And what this means is looking around us. After all we can see this need for righteousness all over if we’re aware. We see it in the homeless. We see it in hunger and famine. We see it in terrorists mowing down people on a bicycle path. In fact, we see it in how we react to these things as well. “How could God let this happen? How could He let that terrorist kill those people? How could He let people starve, or let people be homeless?” We see it in the fact that we would blame God for these things. But blaming God is like feeling hunger and deciding that means I should exercise more. It’s taking the cue and utterly misappropriating it. This mess isn’t God’s fault. It’s ours!

All the more we realize this as we hear God’s commands. This should crush us as we see our own brokenness and worst of all our own sin. And in it we should see how we are not only hungry and thirsty for righteousness, but we are parched. This is the experience of sin. We look at the world and we weep and we call for justice. We look at our sin and we mourn and we cry for mercy. And there is the hunger and thirst. We look at our sin and we see how we are not only poor, but we are utterly destitute when it comes to righteousness. And we see this and we grieve. We mourn, this makes us meek. We can no longer be the self-assured, cocky children who demand from God and the world. No, we are meek. And so, we see the mercy God has shown us and we show mercy. Now we see God for who He is and we see His purity, His wealth, His righteousness and we see how we don’t have it at all.

So what do we do? We see the satisfaction of that hunger, we see the One who showed perfect mercy, we look to Jesus who won the Kingdom of Heaven for us. Jesus who is the only one righteous of Himself. The One who did no wrong and made perfect peace for us: the Son of God. And we see that we can’t will ourselves into being meek or pure of heart. Instead this is given to us by Grace, won for us in the bloody death of Jesus on the cross and through His resurrection. And it’s given to us; given to us in His Word; given to us in baptism; given to us in His body and blood—righteousness in food and drink.

In particular, we see what this looks like, what it means to be His holy saints, His holy ones, when we look at this reading from Revelation. Look at that again. And remember this Revelation is from John who was given a vision of heaven. As a quick aside we often think of Revelation as being about the end of this world, and there’s plenty there about that. But all the more, it’s about the saints gathered around the throne of the Lamb, Jesus. And look at that picture. The elder comes to John and says, “Who are these, clothed in white robes, and from where have they come.” John says, “I don’t know, but you do.” And the elder says, “These are the ones coming out of the great tribulation. They have washed their robes and made them white in the blood of the Lamb.” I mentioned this a couple of weeks ago, but this is baptism. This is faith. This is being clothed in the righteousness of Jesus. As we hunger and thirst for righteousness, this is being covered in that righteousness. I often make this point: it is represented by the black of my clerical and the white of this robe, my alb. The black is my sin, but the white is the purity and holiness of Jesus. This is what you were clothed in in baptism: the robe of Jesus’ righteousness, the robe of His perfection—the robe of His holiness. Now you are a holy one. Now you are a saint.
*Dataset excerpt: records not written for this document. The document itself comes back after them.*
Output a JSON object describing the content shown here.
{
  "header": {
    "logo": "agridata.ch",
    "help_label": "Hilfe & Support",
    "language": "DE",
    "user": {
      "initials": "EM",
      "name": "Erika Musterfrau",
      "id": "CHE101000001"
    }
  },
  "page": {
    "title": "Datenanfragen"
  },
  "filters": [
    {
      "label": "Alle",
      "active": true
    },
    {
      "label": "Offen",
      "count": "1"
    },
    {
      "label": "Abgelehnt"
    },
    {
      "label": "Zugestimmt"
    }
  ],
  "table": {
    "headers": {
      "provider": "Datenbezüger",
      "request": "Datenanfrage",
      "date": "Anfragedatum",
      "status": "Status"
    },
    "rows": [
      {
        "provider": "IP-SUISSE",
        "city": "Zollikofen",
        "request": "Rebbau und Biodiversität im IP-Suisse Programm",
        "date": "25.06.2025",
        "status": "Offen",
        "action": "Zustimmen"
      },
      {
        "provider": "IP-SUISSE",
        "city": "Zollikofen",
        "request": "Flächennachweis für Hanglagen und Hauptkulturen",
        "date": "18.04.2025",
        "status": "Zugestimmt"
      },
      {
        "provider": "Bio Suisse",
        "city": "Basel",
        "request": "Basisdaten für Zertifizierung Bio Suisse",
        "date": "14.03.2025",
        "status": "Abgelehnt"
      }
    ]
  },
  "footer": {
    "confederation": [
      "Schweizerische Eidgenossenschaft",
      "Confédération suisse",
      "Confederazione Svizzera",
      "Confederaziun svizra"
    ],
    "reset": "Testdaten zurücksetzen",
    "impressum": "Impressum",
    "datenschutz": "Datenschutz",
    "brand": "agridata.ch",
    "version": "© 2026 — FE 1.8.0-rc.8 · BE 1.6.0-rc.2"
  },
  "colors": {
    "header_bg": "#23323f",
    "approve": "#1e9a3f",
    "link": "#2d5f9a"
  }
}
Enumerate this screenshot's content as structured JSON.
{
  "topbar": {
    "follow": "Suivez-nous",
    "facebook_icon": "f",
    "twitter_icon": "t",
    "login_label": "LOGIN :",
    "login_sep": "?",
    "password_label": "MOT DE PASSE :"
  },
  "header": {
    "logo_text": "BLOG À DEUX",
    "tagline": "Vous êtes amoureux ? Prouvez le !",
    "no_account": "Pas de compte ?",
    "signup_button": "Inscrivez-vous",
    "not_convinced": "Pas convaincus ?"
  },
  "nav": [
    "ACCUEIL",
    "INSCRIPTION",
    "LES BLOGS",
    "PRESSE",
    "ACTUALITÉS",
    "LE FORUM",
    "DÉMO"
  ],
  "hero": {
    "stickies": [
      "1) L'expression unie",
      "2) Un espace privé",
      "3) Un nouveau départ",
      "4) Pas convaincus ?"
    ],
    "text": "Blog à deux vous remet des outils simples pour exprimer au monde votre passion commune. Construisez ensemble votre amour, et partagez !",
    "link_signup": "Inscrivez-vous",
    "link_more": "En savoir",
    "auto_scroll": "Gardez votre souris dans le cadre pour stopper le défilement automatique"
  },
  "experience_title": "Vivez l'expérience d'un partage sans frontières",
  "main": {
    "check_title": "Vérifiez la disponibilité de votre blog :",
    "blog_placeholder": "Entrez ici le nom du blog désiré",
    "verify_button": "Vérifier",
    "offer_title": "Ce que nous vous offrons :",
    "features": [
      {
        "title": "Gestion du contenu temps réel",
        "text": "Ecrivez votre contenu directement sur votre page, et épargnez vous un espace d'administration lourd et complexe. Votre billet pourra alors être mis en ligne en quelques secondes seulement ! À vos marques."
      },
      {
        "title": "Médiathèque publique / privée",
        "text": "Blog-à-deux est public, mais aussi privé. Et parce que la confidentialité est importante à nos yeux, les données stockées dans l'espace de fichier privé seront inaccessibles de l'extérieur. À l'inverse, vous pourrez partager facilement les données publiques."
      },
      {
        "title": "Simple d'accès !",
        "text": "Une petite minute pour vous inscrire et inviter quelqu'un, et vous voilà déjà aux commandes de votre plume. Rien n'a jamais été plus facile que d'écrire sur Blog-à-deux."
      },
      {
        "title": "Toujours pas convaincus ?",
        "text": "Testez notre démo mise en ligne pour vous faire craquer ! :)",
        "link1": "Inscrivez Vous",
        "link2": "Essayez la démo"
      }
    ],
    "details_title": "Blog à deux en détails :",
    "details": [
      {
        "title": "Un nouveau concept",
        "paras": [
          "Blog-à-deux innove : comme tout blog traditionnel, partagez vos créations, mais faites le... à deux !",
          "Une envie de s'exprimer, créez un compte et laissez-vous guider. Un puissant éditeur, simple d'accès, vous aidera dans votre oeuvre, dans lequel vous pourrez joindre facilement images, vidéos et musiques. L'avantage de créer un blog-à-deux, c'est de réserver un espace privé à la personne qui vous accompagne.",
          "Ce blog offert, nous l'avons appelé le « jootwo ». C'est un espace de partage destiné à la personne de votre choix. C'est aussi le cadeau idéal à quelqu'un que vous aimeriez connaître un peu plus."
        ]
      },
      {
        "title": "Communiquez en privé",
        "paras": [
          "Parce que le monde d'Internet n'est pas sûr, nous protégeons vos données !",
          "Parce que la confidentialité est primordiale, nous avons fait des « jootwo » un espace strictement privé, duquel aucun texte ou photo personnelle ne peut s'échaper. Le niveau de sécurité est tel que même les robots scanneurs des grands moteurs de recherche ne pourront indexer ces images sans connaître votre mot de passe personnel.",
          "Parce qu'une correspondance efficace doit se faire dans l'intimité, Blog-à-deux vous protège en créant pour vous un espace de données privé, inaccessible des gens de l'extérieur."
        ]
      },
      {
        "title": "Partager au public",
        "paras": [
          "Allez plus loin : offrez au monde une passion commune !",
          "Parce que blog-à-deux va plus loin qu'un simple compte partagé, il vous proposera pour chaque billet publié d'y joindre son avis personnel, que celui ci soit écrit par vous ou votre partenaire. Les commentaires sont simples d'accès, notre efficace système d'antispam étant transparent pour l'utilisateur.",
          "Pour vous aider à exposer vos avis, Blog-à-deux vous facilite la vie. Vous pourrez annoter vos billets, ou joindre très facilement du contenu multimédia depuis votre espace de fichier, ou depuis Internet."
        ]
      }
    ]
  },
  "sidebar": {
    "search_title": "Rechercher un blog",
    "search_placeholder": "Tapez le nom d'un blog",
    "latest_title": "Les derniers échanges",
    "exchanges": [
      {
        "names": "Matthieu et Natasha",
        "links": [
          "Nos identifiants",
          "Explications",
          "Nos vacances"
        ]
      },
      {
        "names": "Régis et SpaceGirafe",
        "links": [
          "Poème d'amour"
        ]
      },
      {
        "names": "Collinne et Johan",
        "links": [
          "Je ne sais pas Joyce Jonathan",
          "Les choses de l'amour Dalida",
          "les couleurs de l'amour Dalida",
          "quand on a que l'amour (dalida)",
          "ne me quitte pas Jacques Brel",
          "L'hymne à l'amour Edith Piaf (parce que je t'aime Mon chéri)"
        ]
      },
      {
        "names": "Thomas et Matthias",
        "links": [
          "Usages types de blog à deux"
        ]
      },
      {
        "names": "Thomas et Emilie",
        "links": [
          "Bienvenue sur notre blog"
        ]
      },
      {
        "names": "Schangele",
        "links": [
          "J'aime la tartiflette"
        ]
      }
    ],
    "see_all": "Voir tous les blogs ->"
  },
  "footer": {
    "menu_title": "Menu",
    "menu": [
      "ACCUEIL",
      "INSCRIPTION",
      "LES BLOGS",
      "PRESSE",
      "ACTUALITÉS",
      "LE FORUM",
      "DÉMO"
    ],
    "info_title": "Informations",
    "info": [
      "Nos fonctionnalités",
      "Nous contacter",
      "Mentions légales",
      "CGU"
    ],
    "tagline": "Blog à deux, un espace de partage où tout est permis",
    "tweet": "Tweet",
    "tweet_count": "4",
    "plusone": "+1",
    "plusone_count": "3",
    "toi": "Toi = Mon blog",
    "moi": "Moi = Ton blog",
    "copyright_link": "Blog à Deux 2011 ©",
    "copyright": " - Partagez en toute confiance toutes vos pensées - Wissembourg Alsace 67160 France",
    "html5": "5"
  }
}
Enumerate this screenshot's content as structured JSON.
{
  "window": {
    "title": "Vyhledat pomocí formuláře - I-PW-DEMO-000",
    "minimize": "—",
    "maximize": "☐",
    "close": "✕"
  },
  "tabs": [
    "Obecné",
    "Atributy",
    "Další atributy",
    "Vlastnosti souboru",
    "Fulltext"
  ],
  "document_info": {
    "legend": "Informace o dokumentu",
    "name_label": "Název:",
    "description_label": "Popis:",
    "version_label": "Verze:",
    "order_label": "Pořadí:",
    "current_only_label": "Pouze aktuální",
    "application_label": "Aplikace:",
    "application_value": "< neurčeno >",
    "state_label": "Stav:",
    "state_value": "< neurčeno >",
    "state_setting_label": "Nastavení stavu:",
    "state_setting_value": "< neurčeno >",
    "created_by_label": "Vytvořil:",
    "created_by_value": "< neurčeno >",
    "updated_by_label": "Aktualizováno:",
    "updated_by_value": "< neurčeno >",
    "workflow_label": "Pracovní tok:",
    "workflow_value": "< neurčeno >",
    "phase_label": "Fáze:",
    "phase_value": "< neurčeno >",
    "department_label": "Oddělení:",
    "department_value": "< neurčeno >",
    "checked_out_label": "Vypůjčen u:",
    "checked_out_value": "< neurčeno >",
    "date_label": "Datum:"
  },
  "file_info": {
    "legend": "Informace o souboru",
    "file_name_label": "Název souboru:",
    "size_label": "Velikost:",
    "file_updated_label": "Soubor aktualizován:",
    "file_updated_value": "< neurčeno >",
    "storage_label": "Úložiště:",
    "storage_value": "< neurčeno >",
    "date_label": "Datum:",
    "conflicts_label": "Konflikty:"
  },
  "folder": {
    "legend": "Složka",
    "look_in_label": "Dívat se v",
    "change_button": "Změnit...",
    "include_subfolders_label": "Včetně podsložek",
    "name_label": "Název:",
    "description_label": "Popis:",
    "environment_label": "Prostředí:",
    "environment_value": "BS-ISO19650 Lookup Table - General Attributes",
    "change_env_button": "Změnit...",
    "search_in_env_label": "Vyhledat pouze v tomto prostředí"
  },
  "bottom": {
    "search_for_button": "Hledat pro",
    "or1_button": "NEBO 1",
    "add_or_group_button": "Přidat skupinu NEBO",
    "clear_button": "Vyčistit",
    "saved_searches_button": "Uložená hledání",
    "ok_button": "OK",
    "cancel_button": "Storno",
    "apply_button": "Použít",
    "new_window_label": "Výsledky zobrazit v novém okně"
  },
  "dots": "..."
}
So as we celebrate all saints today we celebrate the holy ones of Jesus. We celebrate your holiness by grace through faith, and the holiness of every saint gathered around the throne. We celebrate by our own gathering around that throne in the Lord’s Supper. Gathering with them around Jesus, because that’s who saints are. They are holy ones, holy ones made holy by the One who is holy. That’s what it means to be a saint. Amen.